• Own Price Elasticity less than 1 means: a 1% increase in the price of the good reduces demand by less than 1%.
• So if you increase the price by 1% you cut back quantity by less than 1%, so total expenditure must rise.
Discussion question
• Top tax rate rises from 40% to 50%
• What happens to hours worked and tax revenue?
Without A Tax

Income

150 k

Leisure

Total time available

2000 hrs

Hours of work

Tax on Income Above 150k?

Income

New Budget

150 k

Leisure

2000 hrs

Hours of work

Below 2000 hours a year: The Work-Leisure choice is unaffected, as she is unaffected by the tax change

• Above 2000 hours a year :
• Remember: leisure is a good to consume (labour is its alternative)
• When wage falls:
• Substitution effect: more leisure (unambiguous)
• Income effect: income falls, so
• Consume less leisure if it is normal
• Consume more leisure if it is inferior
Somebody earning more than 150k

Income

150 k

Leisure

2000 hrs

Total time available

Somebody earning more than 150k

Income

As drawn, leisure increases (so hours worked falls)

150 k

Leisure

2000 hrs

Total time available

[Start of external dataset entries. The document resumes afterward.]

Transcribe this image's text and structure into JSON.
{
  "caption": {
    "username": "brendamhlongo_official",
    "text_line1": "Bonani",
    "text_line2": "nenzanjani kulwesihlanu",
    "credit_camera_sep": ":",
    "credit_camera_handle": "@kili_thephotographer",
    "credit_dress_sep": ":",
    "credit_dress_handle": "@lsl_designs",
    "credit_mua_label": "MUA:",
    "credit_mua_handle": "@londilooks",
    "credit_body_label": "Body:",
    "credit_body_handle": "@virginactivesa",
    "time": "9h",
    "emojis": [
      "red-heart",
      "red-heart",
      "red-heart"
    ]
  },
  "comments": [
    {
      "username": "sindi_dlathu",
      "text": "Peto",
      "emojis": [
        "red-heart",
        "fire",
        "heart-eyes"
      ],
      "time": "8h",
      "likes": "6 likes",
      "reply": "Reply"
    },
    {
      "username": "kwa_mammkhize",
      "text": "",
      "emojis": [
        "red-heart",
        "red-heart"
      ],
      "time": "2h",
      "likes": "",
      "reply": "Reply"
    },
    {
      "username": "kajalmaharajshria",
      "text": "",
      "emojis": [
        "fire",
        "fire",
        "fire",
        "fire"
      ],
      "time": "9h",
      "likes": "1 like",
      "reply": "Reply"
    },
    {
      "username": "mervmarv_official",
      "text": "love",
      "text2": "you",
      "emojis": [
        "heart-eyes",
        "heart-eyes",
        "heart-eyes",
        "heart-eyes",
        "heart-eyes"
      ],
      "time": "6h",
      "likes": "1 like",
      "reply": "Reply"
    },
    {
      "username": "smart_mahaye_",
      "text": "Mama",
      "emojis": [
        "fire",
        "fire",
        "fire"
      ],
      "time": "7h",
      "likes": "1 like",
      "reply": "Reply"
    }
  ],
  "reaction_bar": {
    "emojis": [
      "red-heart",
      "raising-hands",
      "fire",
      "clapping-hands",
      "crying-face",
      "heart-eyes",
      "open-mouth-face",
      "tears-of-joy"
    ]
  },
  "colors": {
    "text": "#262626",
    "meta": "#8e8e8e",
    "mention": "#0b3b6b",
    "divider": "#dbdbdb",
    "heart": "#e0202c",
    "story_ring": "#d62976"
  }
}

How is the relationship between Tax Rates and Tax Revenues?
• There is an “inverse U shaped” relationship between tax rates and tax revenues.
• This is called the “Laffer Curve”
• Linked to the idea of backward-bending labour supply curve
• Can people really substitute out of labour so easily?